Later, Marty stood waist deep in the hole he’d dug.
“I think this is good enough,” he said, and climbed out of the hole. He stepped over to a nearby tree trunk, took off his glasses, and set them down.
A moment later, a shot rang out. There was a thud.
Marty began to fill in the hole. He hated cleaning up after his brother.

© Copyright 2013 Tonya D Dunsmore. All rights reserved.
Katt Dunsmore is a Native American short story author, and an illustrator. You can find her on facebook and twitter.

by Scott Dingley

I got old young.
Inheriting the farm after my folks died, I made my first trip back in years. By the edge of the corn field, I found my grandfather's eyeglasses in the dust.
The lenses dull, spidery.
I wrapped the wire arms around my ears.
Lost focus...
Visions: the man who wore these, bitter and violent; dad hiding out in the corn.
I hid too, ‘til dark. In the mirror, even with the eyeglasses discarded again, the old man stares back.
This happened yesterday. I been here ever since, never getting around to selling the place like I planned.

Scott Dingley is a London-based writer with a few novellas under his belt as well as some short fiction published by A Twist of Noir, Near to the Knuckle and 101 Fiction.


  1. I just read through all these--fun, fun, fun! Thanks for doing this, Jack

  2. Kaye: Even trees are mot exempt from the axemen, the taxmen and bastards who take you glasses and hold them just out of reach. Very cool, M'Dear.

    John R.: The ending is even sadder than the blast of the gun. But also much more human and in a way, caring.
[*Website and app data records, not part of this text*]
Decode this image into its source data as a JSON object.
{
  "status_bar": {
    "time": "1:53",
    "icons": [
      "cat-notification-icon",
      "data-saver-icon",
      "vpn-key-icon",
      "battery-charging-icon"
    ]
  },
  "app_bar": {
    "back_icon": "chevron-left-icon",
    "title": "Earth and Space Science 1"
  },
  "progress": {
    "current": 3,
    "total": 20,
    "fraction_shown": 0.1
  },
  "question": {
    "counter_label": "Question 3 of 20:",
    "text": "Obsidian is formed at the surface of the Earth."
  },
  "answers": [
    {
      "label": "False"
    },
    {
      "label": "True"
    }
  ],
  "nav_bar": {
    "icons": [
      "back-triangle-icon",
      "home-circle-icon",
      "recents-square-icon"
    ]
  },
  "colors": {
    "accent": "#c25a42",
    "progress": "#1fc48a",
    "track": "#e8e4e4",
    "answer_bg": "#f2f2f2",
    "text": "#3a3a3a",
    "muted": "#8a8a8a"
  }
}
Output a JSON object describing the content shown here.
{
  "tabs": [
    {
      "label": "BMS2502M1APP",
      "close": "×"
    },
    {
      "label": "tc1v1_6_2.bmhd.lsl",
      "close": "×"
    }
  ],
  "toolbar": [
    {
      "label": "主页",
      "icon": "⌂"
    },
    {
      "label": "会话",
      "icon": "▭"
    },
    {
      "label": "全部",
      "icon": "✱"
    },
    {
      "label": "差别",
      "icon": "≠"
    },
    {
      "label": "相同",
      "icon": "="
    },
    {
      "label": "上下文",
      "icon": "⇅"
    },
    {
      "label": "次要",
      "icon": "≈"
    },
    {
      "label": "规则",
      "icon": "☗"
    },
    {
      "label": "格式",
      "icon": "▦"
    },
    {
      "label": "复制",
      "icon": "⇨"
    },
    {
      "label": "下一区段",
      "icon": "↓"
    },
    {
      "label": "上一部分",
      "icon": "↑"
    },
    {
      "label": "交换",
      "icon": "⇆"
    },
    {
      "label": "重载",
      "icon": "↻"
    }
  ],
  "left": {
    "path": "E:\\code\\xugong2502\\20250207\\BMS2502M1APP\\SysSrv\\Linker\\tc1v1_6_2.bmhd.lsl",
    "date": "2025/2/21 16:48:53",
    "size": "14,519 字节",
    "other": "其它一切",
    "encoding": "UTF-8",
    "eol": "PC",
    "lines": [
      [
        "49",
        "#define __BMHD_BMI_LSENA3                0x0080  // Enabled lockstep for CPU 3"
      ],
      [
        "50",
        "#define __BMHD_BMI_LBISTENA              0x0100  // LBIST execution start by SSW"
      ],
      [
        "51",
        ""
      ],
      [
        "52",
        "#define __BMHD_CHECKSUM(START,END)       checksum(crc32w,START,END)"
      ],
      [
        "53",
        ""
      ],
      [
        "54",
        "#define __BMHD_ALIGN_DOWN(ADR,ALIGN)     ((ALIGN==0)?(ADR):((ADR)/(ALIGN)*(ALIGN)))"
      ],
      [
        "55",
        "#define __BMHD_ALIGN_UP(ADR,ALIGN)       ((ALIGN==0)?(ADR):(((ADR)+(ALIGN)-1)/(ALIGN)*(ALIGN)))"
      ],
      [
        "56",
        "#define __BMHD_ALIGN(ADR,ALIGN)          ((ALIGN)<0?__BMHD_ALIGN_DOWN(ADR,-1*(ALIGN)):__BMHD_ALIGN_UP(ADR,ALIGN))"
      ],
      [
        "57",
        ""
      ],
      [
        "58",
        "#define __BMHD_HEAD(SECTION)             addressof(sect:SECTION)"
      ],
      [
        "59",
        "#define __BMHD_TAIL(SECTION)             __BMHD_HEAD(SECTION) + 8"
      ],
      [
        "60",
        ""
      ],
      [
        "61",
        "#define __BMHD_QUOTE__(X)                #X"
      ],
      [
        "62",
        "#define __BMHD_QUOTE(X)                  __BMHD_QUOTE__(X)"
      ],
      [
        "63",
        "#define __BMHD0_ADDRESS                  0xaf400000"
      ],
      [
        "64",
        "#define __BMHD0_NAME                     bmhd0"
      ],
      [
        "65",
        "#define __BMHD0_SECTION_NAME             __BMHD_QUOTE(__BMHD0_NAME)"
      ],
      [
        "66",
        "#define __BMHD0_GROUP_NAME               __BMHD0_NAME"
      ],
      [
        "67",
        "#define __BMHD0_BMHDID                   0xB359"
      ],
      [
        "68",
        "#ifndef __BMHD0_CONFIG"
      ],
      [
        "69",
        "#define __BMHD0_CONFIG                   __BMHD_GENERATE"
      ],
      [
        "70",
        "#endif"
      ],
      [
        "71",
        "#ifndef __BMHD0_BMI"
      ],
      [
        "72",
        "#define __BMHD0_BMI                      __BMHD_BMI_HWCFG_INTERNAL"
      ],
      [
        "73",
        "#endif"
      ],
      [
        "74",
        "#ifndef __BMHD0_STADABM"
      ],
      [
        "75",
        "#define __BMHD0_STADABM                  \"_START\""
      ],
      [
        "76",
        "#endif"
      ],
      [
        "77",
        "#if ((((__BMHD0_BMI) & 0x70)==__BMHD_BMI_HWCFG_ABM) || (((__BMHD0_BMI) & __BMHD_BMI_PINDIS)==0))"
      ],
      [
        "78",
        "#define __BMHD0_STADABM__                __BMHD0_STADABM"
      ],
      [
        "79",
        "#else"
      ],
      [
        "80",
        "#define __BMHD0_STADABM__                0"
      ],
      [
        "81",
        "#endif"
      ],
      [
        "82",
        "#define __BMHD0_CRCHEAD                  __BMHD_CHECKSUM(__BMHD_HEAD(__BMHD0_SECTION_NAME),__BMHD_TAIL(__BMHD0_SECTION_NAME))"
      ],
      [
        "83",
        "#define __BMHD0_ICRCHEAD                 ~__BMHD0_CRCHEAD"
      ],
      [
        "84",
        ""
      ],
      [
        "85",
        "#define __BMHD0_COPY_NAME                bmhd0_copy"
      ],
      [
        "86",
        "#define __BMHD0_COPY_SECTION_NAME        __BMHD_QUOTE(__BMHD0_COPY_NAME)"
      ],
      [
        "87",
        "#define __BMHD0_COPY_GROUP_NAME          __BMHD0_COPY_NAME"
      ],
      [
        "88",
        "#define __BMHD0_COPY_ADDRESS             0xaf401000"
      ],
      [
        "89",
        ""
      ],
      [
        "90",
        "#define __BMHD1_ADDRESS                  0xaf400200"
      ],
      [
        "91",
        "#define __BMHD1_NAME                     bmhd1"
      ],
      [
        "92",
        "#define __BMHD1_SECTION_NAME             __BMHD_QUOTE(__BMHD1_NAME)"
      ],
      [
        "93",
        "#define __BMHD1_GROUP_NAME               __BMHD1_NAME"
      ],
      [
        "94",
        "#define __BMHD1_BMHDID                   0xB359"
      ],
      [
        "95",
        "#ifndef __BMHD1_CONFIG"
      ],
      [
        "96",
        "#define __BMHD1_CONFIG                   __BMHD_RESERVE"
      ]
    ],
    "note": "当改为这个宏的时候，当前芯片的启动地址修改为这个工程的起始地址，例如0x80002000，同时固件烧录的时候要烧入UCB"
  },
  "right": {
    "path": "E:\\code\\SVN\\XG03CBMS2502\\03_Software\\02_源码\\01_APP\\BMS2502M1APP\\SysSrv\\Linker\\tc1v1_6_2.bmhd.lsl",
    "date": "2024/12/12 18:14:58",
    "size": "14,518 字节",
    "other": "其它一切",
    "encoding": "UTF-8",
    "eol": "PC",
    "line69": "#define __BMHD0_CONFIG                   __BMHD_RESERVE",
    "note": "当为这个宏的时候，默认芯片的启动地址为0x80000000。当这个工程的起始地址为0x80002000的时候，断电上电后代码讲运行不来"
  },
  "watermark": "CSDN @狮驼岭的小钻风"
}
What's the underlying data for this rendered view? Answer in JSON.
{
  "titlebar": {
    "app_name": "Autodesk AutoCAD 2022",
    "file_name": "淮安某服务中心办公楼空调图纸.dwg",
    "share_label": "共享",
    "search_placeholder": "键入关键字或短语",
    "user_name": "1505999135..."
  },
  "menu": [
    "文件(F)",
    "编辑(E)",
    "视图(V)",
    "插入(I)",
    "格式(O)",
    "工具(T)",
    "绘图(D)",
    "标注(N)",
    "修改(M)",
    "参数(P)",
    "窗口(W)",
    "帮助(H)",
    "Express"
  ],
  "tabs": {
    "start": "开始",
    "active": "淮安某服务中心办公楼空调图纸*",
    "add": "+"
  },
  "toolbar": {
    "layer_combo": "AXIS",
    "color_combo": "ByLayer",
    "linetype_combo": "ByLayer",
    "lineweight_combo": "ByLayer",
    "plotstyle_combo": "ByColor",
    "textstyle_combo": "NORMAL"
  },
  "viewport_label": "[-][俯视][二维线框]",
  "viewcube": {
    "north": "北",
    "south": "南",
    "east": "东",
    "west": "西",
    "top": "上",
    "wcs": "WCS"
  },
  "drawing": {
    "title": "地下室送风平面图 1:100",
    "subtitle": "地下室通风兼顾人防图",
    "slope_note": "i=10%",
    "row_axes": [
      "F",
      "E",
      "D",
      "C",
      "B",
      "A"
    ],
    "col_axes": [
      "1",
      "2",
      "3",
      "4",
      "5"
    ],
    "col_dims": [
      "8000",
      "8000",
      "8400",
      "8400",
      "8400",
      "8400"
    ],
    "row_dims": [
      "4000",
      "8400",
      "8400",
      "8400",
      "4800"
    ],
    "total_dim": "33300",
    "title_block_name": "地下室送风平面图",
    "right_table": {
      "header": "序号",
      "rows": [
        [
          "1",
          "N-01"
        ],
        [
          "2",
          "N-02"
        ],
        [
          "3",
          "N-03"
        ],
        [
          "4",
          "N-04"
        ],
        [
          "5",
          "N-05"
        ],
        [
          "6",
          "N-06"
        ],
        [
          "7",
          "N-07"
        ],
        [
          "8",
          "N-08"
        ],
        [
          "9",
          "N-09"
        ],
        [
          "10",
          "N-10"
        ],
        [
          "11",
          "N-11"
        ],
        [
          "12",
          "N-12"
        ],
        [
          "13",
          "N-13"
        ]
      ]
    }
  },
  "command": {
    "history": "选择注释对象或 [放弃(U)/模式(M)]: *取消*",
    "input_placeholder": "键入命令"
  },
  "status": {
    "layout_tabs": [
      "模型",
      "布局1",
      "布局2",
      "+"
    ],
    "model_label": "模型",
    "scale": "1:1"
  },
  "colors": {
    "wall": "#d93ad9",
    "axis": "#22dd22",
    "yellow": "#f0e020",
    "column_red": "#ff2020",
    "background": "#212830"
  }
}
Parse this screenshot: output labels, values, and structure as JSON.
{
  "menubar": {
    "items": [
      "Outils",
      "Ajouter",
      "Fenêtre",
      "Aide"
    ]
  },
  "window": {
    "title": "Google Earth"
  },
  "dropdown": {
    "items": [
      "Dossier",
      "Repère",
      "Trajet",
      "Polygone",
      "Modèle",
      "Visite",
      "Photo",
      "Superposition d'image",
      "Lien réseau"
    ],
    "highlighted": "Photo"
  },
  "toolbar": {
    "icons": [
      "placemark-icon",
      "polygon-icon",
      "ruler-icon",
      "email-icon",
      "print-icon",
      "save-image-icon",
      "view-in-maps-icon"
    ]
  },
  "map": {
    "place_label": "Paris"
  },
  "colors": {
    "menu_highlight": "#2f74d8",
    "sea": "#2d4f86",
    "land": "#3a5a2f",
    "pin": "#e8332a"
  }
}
Thanks.

    Daz: I agree. The only thing it could have been. You gave me yet another chuckle, mate.

    Wayne: Just desserts served the only way they should be, stone cold. Very nice.

    Katt: Hard a rock against a shovel blade. That's Marty, always the helpful one.

    Scott: Desperate visions have a way of trapping the seers, don't they? The twist hit hard.